■ What is expected ■
Give back every entry below, unchanged.

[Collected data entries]
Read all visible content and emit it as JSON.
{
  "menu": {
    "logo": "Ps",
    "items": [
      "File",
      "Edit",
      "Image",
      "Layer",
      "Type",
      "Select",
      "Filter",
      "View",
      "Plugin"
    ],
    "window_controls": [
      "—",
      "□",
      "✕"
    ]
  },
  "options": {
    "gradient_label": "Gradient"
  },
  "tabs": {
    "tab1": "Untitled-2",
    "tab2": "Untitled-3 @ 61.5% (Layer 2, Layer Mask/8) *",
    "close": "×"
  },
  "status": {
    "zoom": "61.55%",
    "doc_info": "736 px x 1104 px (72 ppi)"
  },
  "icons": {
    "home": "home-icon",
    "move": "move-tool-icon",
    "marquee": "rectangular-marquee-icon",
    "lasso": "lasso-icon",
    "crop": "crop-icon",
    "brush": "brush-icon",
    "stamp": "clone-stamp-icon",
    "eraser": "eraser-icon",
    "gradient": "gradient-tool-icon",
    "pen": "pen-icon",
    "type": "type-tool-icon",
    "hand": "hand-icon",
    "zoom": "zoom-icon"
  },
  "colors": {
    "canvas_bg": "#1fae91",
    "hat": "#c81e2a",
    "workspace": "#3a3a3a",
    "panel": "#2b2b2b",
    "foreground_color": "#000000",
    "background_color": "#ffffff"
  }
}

■ Answer box ■
Read all visible content and emit it as JSON.
{
  "menu": {
    "logo": "Ps",
    "items": [
      "File",
      "Edit",
      "Image",
      "Layer",
      "Type",
      "Select",
      "Filter",
      "View",
      "Plugin"
    ],
    "window_controls": [
      "—",
      "□",
      "✕"
    ]
  },
  "options": {
    "gradient_label": "Gradient"
  },
  "tabs": {
    "tab1": "Untitled-2",
    "tab2": "Untitled-3 @ 61.5% (Layer 2, Layer Mask/8) *",
    "close": "×"
  },
  "status": {
    "zoom": "61.55%",
    "doc_info": "736 px x 1104 px (72 ppi)"
  },
  "icons": {
    "home": "home-icon",
    "move": "move-tool-icon",
    "marquee": "rectangular-marquee-icon",
    "lasso": "lasso-icon",
    "crop": "crop-icon",
    "brush": "brush-icon",
    "stamp": "clone-stamp-icon",
    "eraser": "eraser-icon",
    "gradient": "gradient-tool-icon",
    "pen": "pen-icon",
    "type": "type-tool-icon",
    "hand": "hand-icon",
    "zoom": "zoom-icon"
  },
  "colors": {
    "canvas_bg": "#1fae91",
    "hat": "#c81e2a",
    "workspace": "#3a3a3a",
    "panel": "#2b2b2b",
    "foreground_color": "#000000",
    "background_color": "#ffffff"
  }
}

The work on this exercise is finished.